After more than two years of work and hearing from almost 45,000 Canadians, Agriculture Canada has released its first ever food policy.
A total of $134 million will be spent to support this five-year plan that centres around four major pillars: food security, health, environment, and the sustainable growth of the agriculture and food sector.
These are noble goals, but the policy by itself is an affront to anyone who considers our agri-food sector to be the cornerstone of our economy.
The budget is underwhelming at less than $4 per capita and is expected to cover an endless wish list before going to the electorate.
Meanwhile, a new food strategy was introduced in Quebec last year in which $349 million was set aside to support the province’s ambitions. That’s $40 per capita, 10 times more than Ottawa. Quebec’s approach was strategic, systematic, and engaging and offered specifics in terms of goals and benchmarks.
Even though Ottawa opted to go with a policy and not a strategy, the framework presented was incredibly short on details.
The new food policy does not provide a vision or focus for our agri-food sector and it avoids addressing major issues in the sector, like labelling of genetically modified organisms, the use of pesticides, and the future of our supply management scheme. It does not suggest that Canada should focus on certain commodities more than others, given what lies ahead with produce and vegetable proteins.
The new policy offers no support for the development of impactful value chains. Food processing appears to hardly be on Agriculture Canada’s radar. Value chains are used to guide high-impact and sustainable initiatives, and the growth of small and medium food processors in the sector. That is where most innovation and economic growth is typically generated.
Any nation should aspire to control its food value chains, but Canada currently does not.
Maple Leaf Foods is building a $300 million facility in the United States for its plant-based protein manufacturing, using Canadian ingredients, and will likely sell its products back to Canada. This is shameful. A strong food policy would at least give Canada a shot as a viable option for a respectable company like Maple Leaf Foods.
The policy’s social justice undertone makes it look like a wish list for small-scale community groups.
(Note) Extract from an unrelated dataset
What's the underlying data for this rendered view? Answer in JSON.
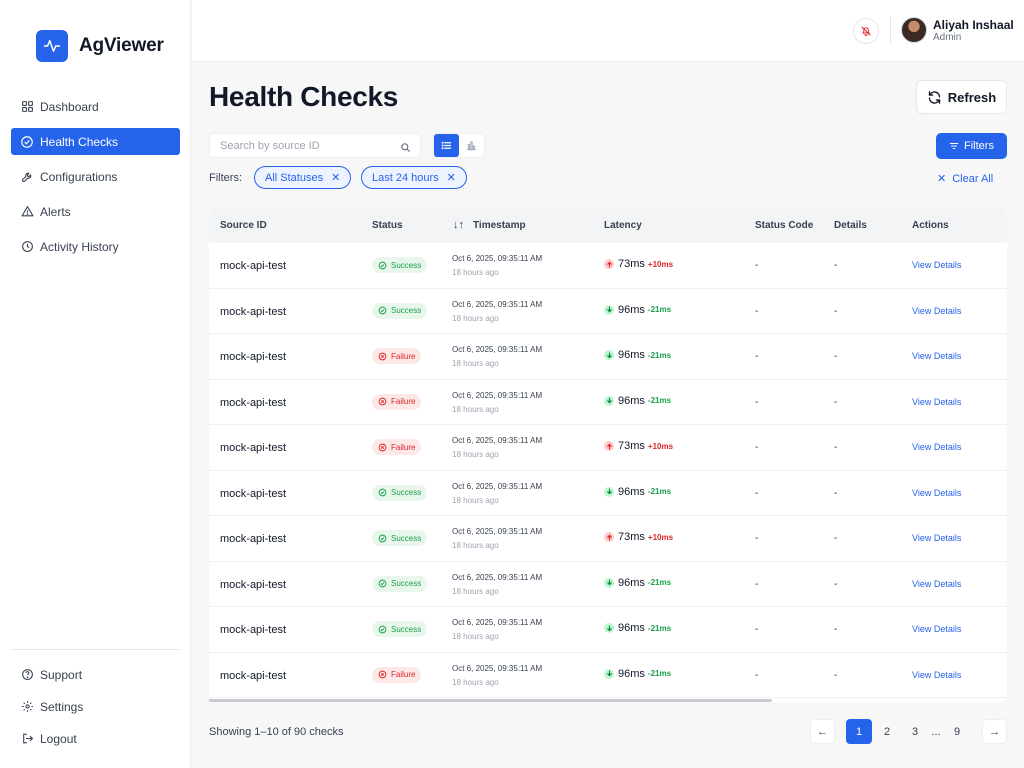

Community freezers, gardens galore — these are cute ideas but are measures that won’t help Canada become an agri-food powerhouse. There is no downside to supporting these groups, but Canada needs much more. As a strong advocate for a National Food Policy Council, Food Secure Canada got its wish but nobody really knows what this council will actually do, what authority it will have, or what the scope of its membership will be. This policy appears to be about checking a box of an election promise made a while back, just for the sake of it.
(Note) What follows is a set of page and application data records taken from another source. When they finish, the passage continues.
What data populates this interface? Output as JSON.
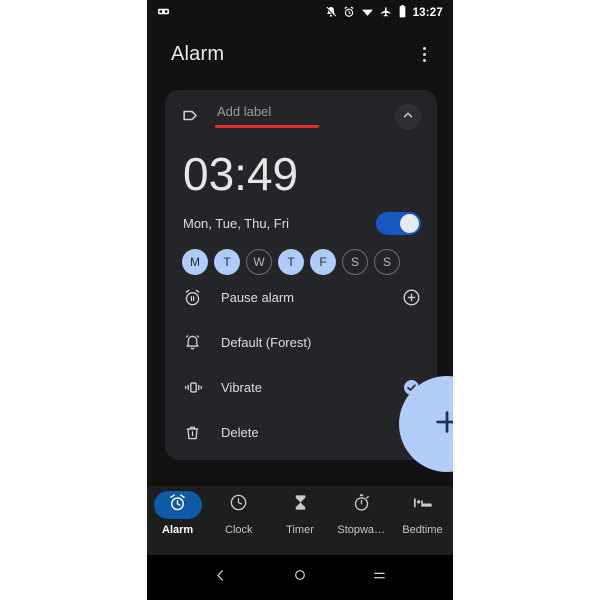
{
  "status_bar": {
    "left_icons": [
      {
        "name": "voicemail-icon"
      }
    ],
    "right_icons": [
      {
        "name": "notifications-muted-icon"
      },
      {
        "name": "alarm-set-icon"
      },
      {
        "name": "wifi-icon"
      },
      {
        "name": "airplane-mode-icon"
      },
      {
        "name": "battery-icon"
      }
    ],
    "clock": "13:27"
  },
  "app_bar": {
    "title": "Alarm",
    "overflow_menu_name": "more-options"
  },
  "alarm_card": {
    "label": {
      "placeholder": "Add label",
      "value": "",
      "underline_color": "#e32b27",
      "icon": "tag-icon"
    },
    "collapse_icon": "chevron-up-icon",
    "time": "03:49",
    "repeat_days_summary": "Mon, Tue, Thu, Fri",
    "enabled": true,
    "toggle_color": "#1658c0",
    "days": [
      {
        "letter": "M",
        "full": "Monday",
        "selected": true
      },
      {
        "letter": "T",
        "full": "Tuesday",
        "selected": true
      },
      {
        "letter": "W",
        "full": "Wednesday",
        "selected": false
      },
      {
        "letter": "T",
        "full": "Thursday",
        "selected": true
      },
      {
        "letter": "F",
        "full": "Friday",
        "selected": true
      },
      {
        "letter": "S",
        "full": "Saturday",
        "selected": false
      },
      {
        "letter": "S",
        "full": "Sunday",
        "selected": false
      }
    ],
    "selected_day_color": "#afcbfa",
    "options": [
      {
        "key": "pause-alarm",
        "label": "Pause alarm",
        "icon": "alarm-pause-icon",
        "trailing": "plus-circle-icon"
      },
      {
        "key": "ringtone",
        "label": "Default (Forest)",
        "icon": "bell-ring-icon",
        "trailing": "none"
      },
      {
        "key": "vibrate",
        "label": "Vibrate",
        "icon": "vibrate-icon",
        "trailing": "checkbox-checked-icon",
        "checked": true
      },
      {
        "key": "delete",
        "label": "Delete",
        "icon": "trash-icon",
        "trailing": "none"
      }
    ]
  },
  "fab": {
    "name": "add-alarm-fab",
    "icon": "plus-icon",
    "color": "#b3cdf8"
  },
  "bottom_nav": {
    "items": [
      {
        "key": "alarm",
        "label": "Alarm",
        "icon": "alarm-clock-icon",
        "active": true
      },
      {
        "key": "clock",
        "label": "Clock",
        "icon": "clock-icon",
        "active": false
      },
      {
        "key": "timer",
        "label": "Timer",
        "icon": "hourglass-icon",
        "active": false
      },
      {
        "key": "stopwatch",
        "label": "Stopwa…",
        "icon": "stopwatch-icon",
        "active": false
      },
      {
        "key": "bedtime",
        "label": "Bedtime",
        "icon": "bed-icon",
        "active": false
      }
    ],
    "active_pill_color": "#0e5aa7"
  },
  "system_nav": {
    "back": "back-icon",
    "home": "home-icon",
    "recents": "recents-icon"
  }
}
Our agri-food sector deserves better.
The policy does outline some important initiatives. A comprehensive Feeding the North program and the development of a Made in Canada brand for Canadians are long overdue. Labelling products that are made in Canada will also be critical, but with the success of several provincially based programs like FoodLand Ontario and les Aliments du Québec, Ottawa is coming late to the game.
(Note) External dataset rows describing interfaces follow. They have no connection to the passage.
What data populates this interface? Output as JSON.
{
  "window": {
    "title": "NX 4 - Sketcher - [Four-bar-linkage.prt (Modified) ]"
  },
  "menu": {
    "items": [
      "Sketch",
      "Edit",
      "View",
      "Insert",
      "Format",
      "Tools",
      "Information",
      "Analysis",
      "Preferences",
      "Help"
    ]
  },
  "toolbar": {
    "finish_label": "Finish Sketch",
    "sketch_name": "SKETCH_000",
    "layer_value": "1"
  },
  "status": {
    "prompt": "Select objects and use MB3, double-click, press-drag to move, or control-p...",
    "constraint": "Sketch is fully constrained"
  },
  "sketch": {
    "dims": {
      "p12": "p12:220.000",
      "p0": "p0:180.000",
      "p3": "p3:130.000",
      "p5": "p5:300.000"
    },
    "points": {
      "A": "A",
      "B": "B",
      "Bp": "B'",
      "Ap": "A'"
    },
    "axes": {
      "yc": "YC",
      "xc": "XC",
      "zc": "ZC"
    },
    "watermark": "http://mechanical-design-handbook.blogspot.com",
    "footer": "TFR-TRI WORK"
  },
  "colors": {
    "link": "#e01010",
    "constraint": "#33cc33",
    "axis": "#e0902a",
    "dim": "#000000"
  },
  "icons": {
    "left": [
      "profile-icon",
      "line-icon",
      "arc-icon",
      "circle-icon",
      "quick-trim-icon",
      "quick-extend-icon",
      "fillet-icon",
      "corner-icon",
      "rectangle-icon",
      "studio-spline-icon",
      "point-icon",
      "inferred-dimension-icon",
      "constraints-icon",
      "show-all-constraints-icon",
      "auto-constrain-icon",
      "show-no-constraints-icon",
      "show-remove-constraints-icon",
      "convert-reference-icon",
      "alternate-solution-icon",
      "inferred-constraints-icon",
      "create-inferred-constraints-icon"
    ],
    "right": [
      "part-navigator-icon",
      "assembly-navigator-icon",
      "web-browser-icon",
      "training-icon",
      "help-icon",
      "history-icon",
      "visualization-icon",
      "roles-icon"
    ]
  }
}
In the end, this is a policy hardly any Canadian will care about, not necessarily for its lack of relevancy but rather for its potential reach and potential impact.